When we first meet Kristen Stewart’s Princess Diana, she is running late to spend the Christmas holiday with other members of the royal family at Sandringham House, one of Queen Elizabeth’s sprawling country estates. She is desperate and harried as she drives aimlessly through the countryside, her frustration mounting when she can’t seem to find her destination. Discordant notes and flourishes, which characterize the film’s score, heighten the moment’s anxiety, thereby drawing the viewer into concert with Diana’s inner turmoil.
It will not escape the notice of the attentive viewer that the story of Diana chosen to be told by the filmmakers is that of the events surrounding the royals’ Christmas holiday in 1991. Sandringham House lies in close proximity to Park House, the abandoned neighboring estate which was Diana’s childhood home. Periodic flashbacks return Diana to that idyllic past, one which remains for her devastatingly out of reach.

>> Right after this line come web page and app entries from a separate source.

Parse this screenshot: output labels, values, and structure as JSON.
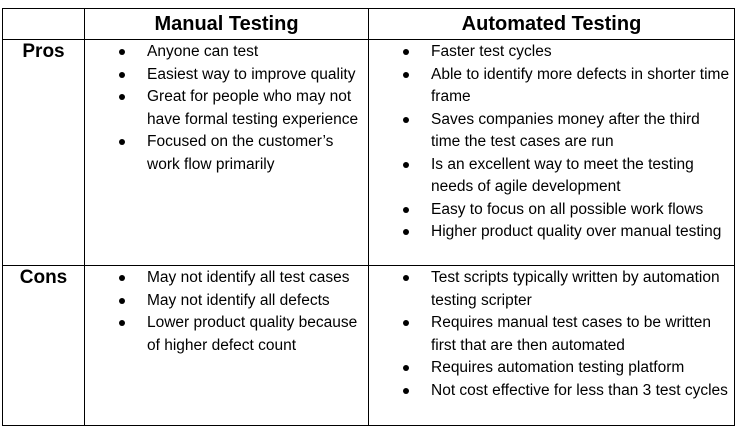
{
  "table": {
    "headers": {
      "manual": "Manual Testing",
      "automated": "Automated Testing"
    },
    "rows": {
      "pros": {
        "label": "Pros",
        "manual": [
          "Anyone can test",
          "Easiest way to improve quality",
          "Great for people who may not have formal testing experience",
          "Focused on the customer’s work flow primarily"
        ],
        "automated": [
          "Faster test cycles",
          "Able to identify more defects in shorter time frame",
          "Saves companies money after the third time the test cases are run",
          "Is an excellent way to meet the testing needs of agile development",
          "Easy to focus on all possible work flows",
          "Higher product quality over manual testing"
        ]
      },
      "cons": {
        "label": "Cons",
        "manual": [
          "May not identify all test cases",
          "May not identify all defects",
          "Lower product quality because of higher defect count"
        ],
        "automated": [
          "Test scripts typically written by automation testing scripter",
          "Requires manual test cases to be written first that are then automated",
          "Requires automation testing platform",
          "Not cost effective for less than 3 test cycles"
        ]
      }
    }
  }
}
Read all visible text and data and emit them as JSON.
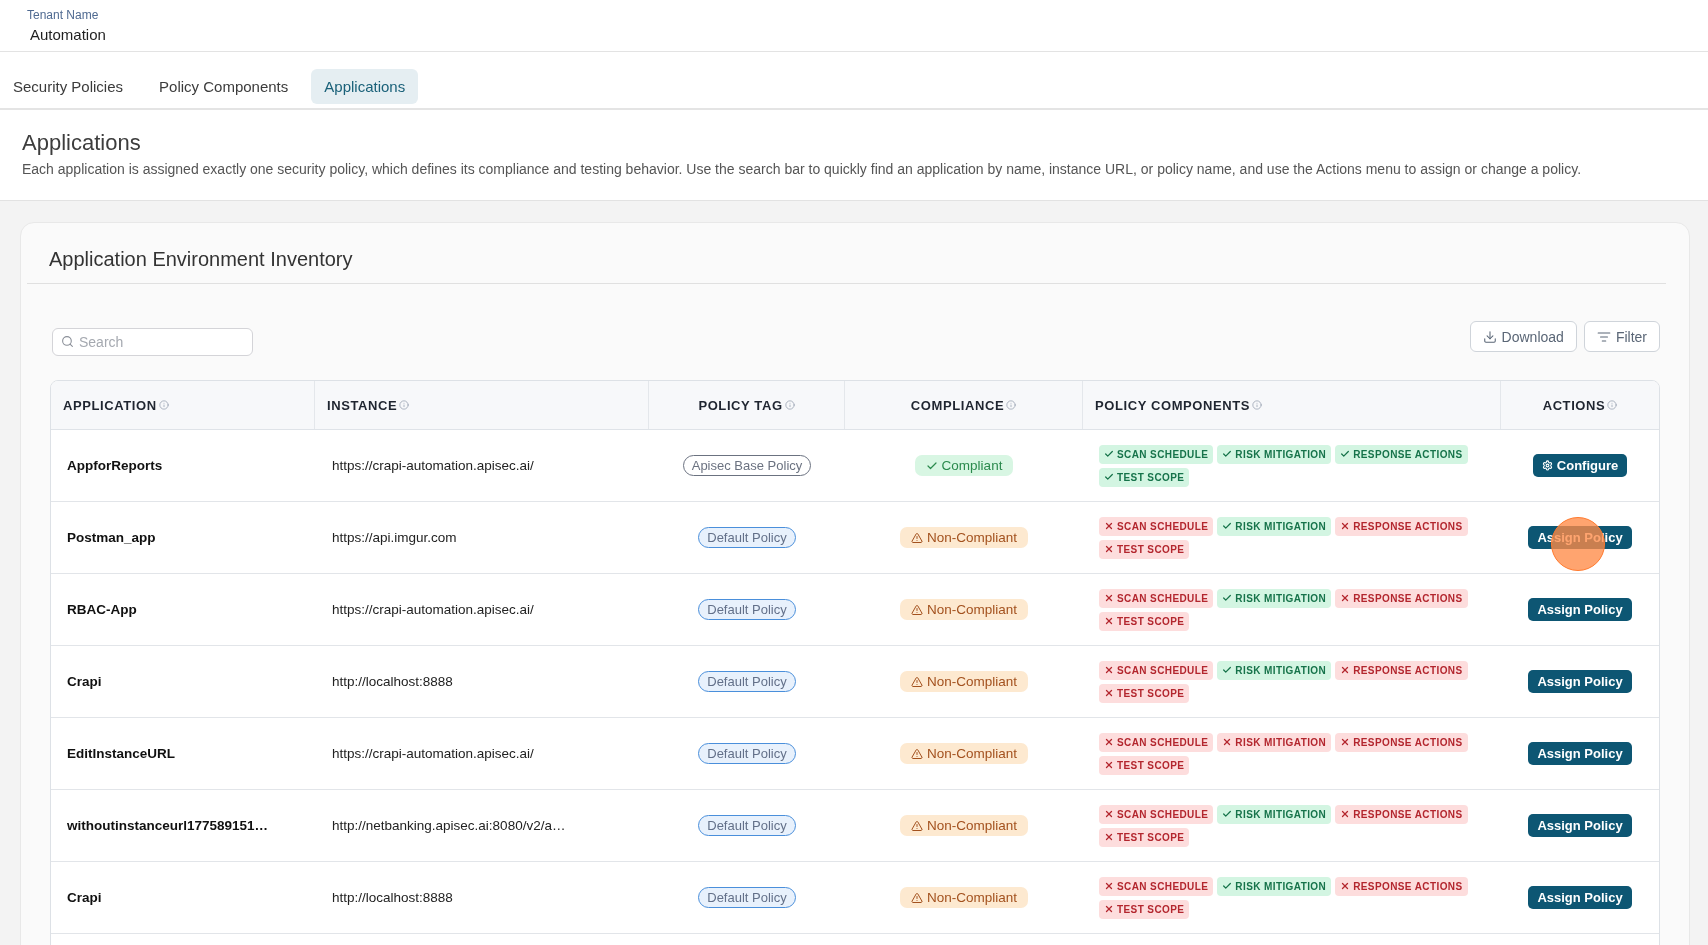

Stewart’s Diana is a luminous and haunted creature, much like she was in real life. She is surrounded by the ghosts of all the lives she is not allowed to live and constrained by a future she can predict with startling accuracy. Throughout the course of the film, she is made at every turn to feel like she’s dancing on the knife edge of sanity, but to the working class viewer Diana appears to be the only sane one in the group of royals. I mean, how hard should it be to get someone to turn the heat on? And is it really asking too much to not want to be weighed before entering the hallowed premises like some Holstein cow at a livestock auction?
To a far lesser degree, I feel as if I understand Diana’s plight. I know what it’s like to have seemingly everyone in the world wanting something from you that you feel ill-equipped to give, wanting nothing more for yourself than to be left alone. During one scene from the film, Diana is secretly eating when one of the Sandringham House caretakers accosts her and tells her that because of the recent media attention she’s attracted, she would do well to close her blinds while she changes clothes. It’s a little early to speculate, but if (and this is a big if) Stewart wins the Oscar for Best Actress, it will be in large part because of her retort, which I’m including below:
Their lenses are more like microscopes, really. And I’m the insect in the dish. See, they’re pulling my wings and my legs off one by one — making notes on how I react.
Princess Diana was one of the first women castigated on a truly global scale by the mass media. Every grain of her private life was excavated and inspected for its potential value. The scales at Sandringham House become a metaphor for Diana’s entire existence: At every turn she is weighed and found wanting until there is nothing left of her but the image and the simulacrum of the person she wants to be.
Whatever you want to call Spencer, it is not a biopic. It is a snapshot, a few pages torn from the diary of a life. It’s a deeply-felt character study of a woman flirting with the darkness in her own mind. There are parts of the film I wouldn’t hesitate to call Hitchcockian, and it wouldn’t surprise me a bit if Stewart watched Kim Novak’s performance in Vertigo before filming a pivotal scene at the ruins of Park House.
All in all, Spencer is a delightfully stylish, if unsettling portrait of one of the most beloved, misunderstood, and mercurial figures of the twentieth century. Just give Stewart the freaking Oscar already.
Spencer was released on November 5th, 2021 and is now available to stream on YouTube, Google Play Movies & TV, Amazon Prime Video, Apple TV, and Vudu.
Thanks as always for being a faithful reader of The Voracious Bibliophile. If you like what you see, please like, comment, follow, and subscribe to my email list to get notified of new posts as soon as they drop. You can also email me at firstname.lastname@example.org or catch me on Twitter, Instagram, TikTok, and Pinterest @voraciousbiblog. Keep reading the world, one page (or pixel) at a time.